World

Warsaw city councilors ban 1945 Soviet army monument from returning to a Warsaw city street

FILE - In this Aug. 13, 2008 file photo people walk past a 1945 monument of Polish-Soviet World War II brotherhood in arms, with Georgian national flags placed on it as a protest against Russia's involvement in Georgia, in Warsaw, Poland. Warsaw city councilors have banned the monument from being returned to its place in a city square, after it was temporarily removed from that square in 2011 to allow for the construction of a subway line in the area. (AP Photo/Alik Keplicz, File)

FILE - In this Aug. 13, 2008 file photo people walk past a 1945 monument of Polish-Soviet World War II brotherhood in arms, with Georgian national flags placed on it as a protest against Russia's involvement in Georgia, in Warsaw, Poland. Warsaw city councilors have banned the monument from being returned to its place in a city square, after it was temporarily removed from that square in 2011 to allow for the construction of a subway line in the area. (AP Photo/Alik Keplicz, File)  (The Associated Press)

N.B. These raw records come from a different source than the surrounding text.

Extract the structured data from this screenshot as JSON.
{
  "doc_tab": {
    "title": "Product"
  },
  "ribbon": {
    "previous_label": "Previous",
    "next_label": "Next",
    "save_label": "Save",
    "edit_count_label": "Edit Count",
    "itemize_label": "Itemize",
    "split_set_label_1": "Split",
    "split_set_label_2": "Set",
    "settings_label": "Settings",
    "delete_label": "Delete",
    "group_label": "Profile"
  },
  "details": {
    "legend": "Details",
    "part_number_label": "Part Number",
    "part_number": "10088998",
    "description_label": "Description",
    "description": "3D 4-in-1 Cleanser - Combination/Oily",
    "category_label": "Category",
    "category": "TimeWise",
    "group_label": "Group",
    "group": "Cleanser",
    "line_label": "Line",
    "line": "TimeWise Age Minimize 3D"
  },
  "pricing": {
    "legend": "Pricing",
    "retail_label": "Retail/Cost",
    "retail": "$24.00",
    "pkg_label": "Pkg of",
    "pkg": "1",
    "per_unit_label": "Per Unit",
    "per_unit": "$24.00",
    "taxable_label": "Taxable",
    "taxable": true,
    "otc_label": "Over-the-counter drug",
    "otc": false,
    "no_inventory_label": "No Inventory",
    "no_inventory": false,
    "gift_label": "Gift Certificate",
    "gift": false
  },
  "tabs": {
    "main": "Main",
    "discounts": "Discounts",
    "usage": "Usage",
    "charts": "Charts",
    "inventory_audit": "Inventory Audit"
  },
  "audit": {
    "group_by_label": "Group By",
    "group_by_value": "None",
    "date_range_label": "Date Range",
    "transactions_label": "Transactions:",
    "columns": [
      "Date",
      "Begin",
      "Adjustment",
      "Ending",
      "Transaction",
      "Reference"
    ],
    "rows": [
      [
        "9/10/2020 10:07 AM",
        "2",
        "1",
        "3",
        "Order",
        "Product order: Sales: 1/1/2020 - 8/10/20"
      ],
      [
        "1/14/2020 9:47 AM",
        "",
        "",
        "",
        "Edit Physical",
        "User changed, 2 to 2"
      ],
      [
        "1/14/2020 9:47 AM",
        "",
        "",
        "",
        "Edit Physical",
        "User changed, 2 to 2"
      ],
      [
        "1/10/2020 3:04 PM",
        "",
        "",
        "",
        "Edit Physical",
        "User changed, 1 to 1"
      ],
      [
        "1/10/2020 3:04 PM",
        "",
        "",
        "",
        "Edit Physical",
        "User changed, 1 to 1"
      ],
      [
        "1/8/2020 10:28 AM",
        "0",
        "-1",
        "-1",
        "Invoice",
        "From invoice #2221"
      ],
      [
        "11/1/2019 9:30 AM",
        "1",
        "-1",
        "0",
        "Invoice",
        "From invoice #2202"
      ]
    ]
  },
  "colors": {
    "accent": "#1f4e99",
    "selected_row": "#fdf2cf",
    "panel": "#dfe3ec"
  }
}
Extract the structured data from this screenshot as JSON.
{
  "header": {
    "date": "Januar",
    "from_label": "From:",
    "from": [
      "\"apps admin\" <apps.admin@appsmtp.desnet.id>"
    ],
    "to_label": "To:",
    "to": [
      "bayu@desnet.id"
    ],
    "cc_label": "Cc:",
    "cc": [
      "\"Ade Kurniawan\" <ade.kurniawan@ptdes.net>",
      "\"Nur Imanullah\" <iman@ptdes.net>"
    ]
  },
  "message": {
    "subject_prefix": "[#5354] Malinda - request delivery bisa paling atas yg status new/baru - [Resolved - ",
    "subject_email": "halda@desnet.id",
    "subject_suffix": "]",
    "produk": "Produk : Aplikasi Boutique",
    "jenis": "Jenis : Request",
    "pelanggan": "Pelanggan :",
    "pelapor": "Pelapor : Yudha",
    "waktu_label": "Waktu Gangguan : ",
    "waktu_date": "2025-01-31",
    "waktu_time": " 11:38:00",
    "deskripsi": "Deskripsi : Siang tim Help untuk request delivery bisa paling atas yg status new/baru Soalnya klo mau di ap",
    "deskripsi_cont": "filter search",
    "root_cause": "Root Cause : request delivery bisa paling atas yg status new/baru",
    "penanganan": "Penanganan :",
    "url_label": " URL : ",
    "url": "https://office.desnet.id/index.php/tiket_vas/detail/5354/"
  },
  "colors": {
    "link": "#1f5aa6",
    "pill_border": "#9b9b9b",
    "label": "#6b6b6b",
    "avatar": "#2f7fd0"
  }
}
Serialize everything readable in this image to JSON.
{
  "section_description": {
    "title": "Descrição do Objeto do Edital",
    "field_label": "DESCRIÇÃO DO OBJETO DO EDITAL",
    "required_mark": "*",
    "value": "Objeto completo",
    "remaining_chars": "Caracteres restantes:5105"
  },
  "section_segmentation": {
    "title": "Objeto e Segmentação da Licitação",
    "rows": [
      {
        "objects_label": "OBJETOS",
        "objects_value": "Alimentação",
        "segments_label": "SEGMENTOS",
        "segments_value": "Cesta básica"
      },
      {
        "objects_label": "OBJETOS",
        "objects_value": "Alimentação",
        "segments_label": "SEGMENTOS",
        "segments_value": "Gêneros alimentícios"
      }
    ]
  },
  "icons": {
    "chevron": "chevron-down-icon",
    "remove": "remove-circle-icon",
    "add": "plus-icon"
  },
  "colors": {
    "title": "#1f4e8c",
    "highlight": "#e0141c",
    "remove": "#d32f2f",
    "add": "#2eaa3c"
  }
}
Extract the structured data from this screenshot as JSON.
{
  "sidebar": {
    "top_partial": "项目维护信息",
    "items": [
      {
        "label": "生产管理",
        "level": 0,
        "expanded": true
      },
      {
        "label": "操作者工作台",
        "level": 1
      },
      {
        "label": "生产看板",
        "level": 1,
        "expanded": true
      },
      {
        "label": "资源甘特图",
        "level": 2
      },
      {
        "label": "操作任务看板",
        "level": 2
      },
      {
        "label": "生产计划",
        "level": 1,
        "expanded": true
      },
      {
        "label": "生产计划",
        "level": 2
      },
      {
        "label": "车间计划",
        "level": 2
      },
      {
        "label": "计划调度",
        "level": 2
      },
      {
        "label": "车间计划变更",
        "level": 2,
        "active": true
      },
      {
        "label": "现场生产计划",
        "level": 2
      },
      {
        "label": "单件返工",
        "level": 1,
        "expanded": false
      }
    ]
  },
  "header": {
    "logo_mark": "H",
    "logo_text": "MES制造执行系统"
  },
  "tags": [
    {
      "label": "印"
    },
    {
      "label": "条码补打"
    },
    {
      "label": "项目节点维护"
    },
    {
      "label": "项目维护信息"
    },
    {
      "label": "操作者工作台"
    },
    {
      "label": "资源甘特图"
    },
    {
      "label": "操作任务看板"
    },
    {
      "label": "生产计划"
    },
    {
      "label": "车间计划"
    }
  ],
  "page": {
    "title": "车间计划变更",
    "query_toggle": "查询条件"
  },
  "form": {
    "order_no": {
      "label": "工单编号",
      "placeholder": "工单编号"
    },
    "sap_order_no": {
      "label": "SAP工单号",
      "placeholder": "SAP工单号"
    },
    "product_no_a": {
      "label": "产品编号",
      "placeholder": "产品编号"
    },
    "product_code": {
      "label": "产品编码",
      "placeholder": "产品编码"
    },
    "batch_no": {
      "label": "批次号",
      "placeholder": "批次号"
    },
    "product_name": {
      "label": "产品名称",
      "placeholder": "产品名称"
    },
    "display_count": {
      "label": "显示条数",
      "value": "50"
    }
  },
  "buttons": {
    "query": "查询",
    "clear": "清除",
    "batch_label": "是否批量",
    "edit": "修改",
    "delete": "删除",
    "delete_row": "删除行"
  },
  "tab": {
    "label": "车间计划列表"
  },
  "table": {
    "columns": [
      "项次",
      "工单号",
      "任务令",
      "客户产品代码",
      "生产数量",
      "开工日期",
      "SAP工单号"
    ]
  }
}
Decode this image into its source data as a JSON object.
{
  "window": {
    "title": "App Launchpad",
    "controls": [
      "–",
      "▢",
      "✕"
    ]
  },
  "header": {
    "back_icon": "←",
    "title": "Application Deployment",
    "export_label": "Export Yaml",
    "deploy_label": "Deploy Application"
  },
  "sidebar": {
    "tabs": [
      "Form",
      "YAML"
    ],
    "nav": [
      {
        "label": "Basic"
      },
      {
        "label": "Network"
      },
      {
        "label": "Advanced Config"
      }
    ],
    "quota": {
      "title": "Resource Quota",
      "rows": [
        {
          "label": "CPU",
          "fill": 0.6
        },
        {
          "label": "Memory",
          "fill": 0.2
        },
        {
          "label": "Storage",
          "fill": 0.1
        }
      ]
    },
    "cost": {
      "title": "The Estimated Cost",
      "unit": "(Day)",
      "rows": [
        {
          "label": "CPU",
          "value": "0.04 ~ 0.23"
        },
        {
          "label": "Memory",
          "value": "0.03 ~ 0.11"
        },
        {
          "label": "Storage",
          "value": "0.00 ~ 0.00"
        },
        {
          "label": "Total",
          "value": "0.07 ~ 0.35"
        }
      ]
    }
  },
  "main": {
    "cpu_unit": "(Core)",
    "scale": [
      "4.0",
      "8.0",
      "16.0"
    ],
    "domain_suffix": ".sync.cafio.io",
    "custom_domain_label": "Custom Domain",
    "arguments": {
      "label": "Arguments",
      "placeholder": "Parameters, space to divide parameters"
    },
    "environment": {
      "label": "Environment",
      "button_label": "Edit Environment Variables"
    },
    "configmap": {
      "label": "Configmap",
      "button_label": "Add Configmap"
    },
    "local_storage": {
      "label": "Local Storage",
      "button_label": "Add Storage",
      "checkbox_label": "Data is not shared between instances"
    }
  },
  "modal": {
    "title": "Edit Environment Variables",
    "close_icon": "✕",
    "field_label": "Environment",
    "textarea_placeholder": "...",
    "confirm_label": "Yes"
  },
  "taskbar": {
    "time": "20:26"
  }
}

Warsaw city councilors have banned a 1945 monument of Polish-Soviet brotherhood in arms from being returned to its place on a city street.

The move, a reversal of their own previous decision, comes as ties between Warsaw and Moscow are strained over the conflict in eastern Ukraine.

The councilors voted 51-2 late Thursday to keep the massive monument, generally referred to as the "four sleeping men," in a storeroom. It was temporarily taken there in 2011 to allow for the construction of a subway line in the area.

The monument was put up in 1945 in Warsaw's Praga district to commemorate the joint struggle of Soviet and Polish troops against the Nazis. But after the 1989 fall of communism, the monument became an unpopular symbol of that hated political system.